High speed trading fueled Twitter flash crash

  @maureenmfarrell April 24, 2013: 10:05 AM ET
Dow flash crash

The Dow dropped more than 140 points Tuesday.


One scary -- and false -- tweet, and the Dow quickly plunged 140 points, or roughly 1%. Many are pointing fingers at high speed trading by computers for the swift decline.

The Dow quickly bounced back. The sharp sell-off highlights just how disruptive computer-driven high-frequency trading can be.

The S&P 500 lost $121 billion of its value within minutes.

High-speed computer trading accounts for roughly 50% of all trading. That's down slightly from a few years ago, but traders on the ground say it feels more dominant.

And mini flash crashes have become an all too familiar daily occurrence.

"This shows the Achilles' heel of a market structure that has high-frequency trading as its backbone," said Sal Arnuk, co-head of trading at Themis Trading.

Related: False tweet roils markets

Traders and analysts say that at the first sign of crisis (and sometimes in the absence of a crisis), high-frequency traders pull out of the market, leaving a void of buyers and sellers.

In fact, liquidity dried up even faster after the false tweet Tuesday than it had during the infamous Flash Crash of 2010.

Eric Hunsader, the founder of Nanex, a firm that tracks trading behavior. said Tuesday's market reaction shows that trading has become even faster in recent years.

Related: Mini flash crashes: A dozen a day

"One tweet can do more damage to our market's liquidity than the flash crash," said Hunsader. Certain trading pools were overloaded, and trades weren't reported for four minutes, he added.

Within the past year and a half, disruptions in the market marred the IPOs of the BATS exchange and Facebook.

Just Monday, Google (GOOG, Fortune 500) had an inexplicable flash crash.
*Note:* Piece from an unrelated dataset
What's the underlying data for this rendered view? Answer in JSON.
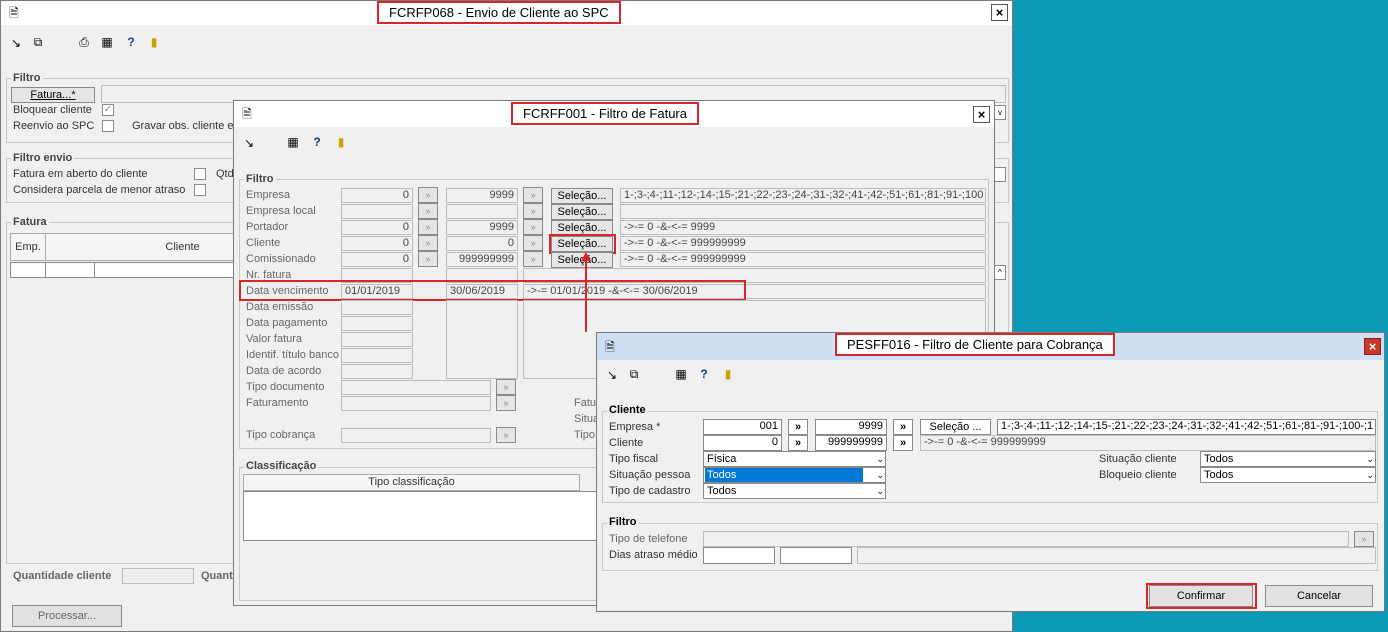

It only lasted a few seconds but still signals the fragility of markets in a high-speed trading world.

The SEC, Nasdaq and NYSE all declined to comment on Tuesday's flash crash.

A spokesperson for BATS called the drop a "non-issue for the trading community" and said the exchange had not received any calls from customers. To top of page

Join the Conversation
Sponsored by
Index Last Change % Change
Dow 16,424.85 162.29 1.00%
Nasdaq 4,086.23 52.07 1.29%
S&P 500 1,862.31 19.33 1.05%
Treasuries 2.64 0.01 0.34%
Data as of 7:10pm ET
Company Price Change % Change
Bank of America Corp... 16.13 -0.26 -1.59%
Facebook Inc 59.72 0.63 1.07%
Yahoo! Inc 36.35 2.14 6.26%
Intel Corp 26.93 0.16 0.60%
Alcoa Inc 13.42 0.37 2.84%
Data as of 4:02pm ET
Overnight Avg Rate Latest Change Last Week
30 yr fixed4.41%4.44%
15 yr fixed3.33%3.31%
5/1 ARM3.34%3.55%
30 yr refi4.39%4.41%
15 yr refi3.31%3.30%
View rates in your area
Find personalized rates:
Rate data provided
by Bankrate.com
Market indexes are shown in real time, except for the DJIA, which is delayed by two minutes. All times are ET. Disclaimer LIBOR Warning: Neither BBA Enterprises Limited, nor the BBA LIBOR Contributor Banks, nor Reuters, can be held liable for any irregularity or inaccuracy of BBA LIBOR. Disclaimer. Morningstar: © 2014 Morningstar, Inc. All Rights Reserved. Disclaimer The Dow Jones IndexesSM are proprietary to and distributed by Dow Jones & Company, Inc. and have been licensed for use. All content of the Dow Jones IndexesSM © 2014 is proprietary to Dow Jones & Company, Inc. Chicago Mercantile Association. The market data is the property of Chicago Mercantile Exchange Inc. and its licensors. All rights reserved. FactSet Research Systems Inc. 2014. All rights reserved. Most stock quote data provided by BATS.